→ HOW TO COMPLETE THIS TASK
Please print the entries exactly, omitting each image.

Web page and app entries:
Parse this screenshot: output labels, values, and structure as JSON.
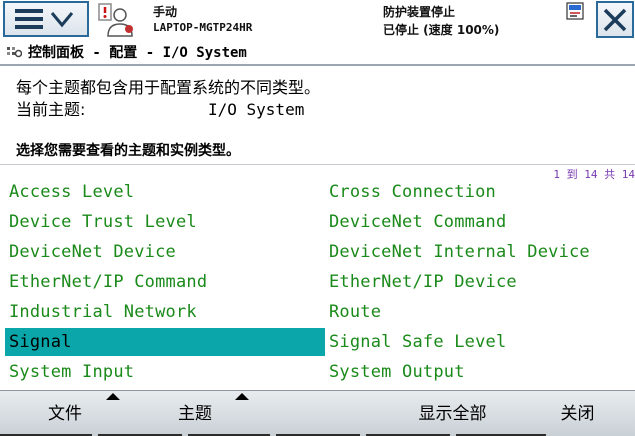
{
  "topbar": {
    "mode": "手动",
    "controller": "LAPTOP-MGTP24HR",
    "safety_state": "防护装置停止",
    "status": "已停止 (速度 100%)"
  },
  "breadcrumb": {
    "text": "控制面板 - 配置 - I/O System"
  },
  "info": {
    "description": "每个主题都包含用于配置系统的不同类型。",
    "current_label": "当前主题:",
    "current_value": "I/O System",
    "prompt": "选择您需要查看的主题和实例类型。"
  },
  "list": {
    "count": "1 到 14 共 14",
    "items": [
      "Access Level",
      "Cross Connection",
      "Device Trust Level",
      "DeviceNet Command",
      "DeviceNet Device",
      "DeviceNet Internal Device",
      "EtherNet/IP Command",
      "EtherNet/IP Device",
      "Industrial Network",
      "Route",
      "Signal",
      "Signal Safe Level",
      "System Input",
      "System Output"
    ],
    "selected": "Signal"
  },
  "toolbar": {
    "file": "文件",
    "topic": "主题",
    "show_all": "显示全部",
    "close": "关闭"
  },
  "colors": {
    "selection": "#0aa6aa",
    "item_text": "#1a8a1a",
    "frame": "#2a6a9a"
  }
}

→ ANSWER SPACE
Parse this screenshot: output labels, values, and structure as JSON.
{
  "topbar": {
    "mode": "手动",
    "controller": "LAPTOP-MGTP24HR",
    "safety_state": "防护装置停止",
    "status": "已停止 (速度 100%)"
  },
  "breadcrumb": {
    "text": "控制面板 - 配置 - I/O System"
  },
  "info": {
    "description": "每个主题都包含用于配置系统的不同类型。",
    "current_label": "当前主题:",
    "current_value": "I/O System",
    "prompt": "选择您需要查看的主题和实例类型。"
  },
  "list": {
    "count": "1 到 14 共 14",
    "items": [
      "Access Level",
      "Cross Connection",
      "Device Trust Level",
      "DeviceNet Command",
      "DeviceNet Device",
      "DeviceNet Internal Device",
      "EtherNet/IP Command",
      "EtherNet/IP Device",
      "Industrial Network",
      "Route",
      "Signal",
      "Signal Safe Level",
      "System Input",
      "System Output"
    ],
    "selected": "Signal"
  },
  "toolbar": {
    "file": "文件",
    "topic": "主题",
    "show_all": "显示全部",
    "close": "关闭"
  },
  "colors": {
    "selection": "#0aa6aa",
    "item_text": "#1a8a1a",
    "frame": "#2a6a9a"
  }
}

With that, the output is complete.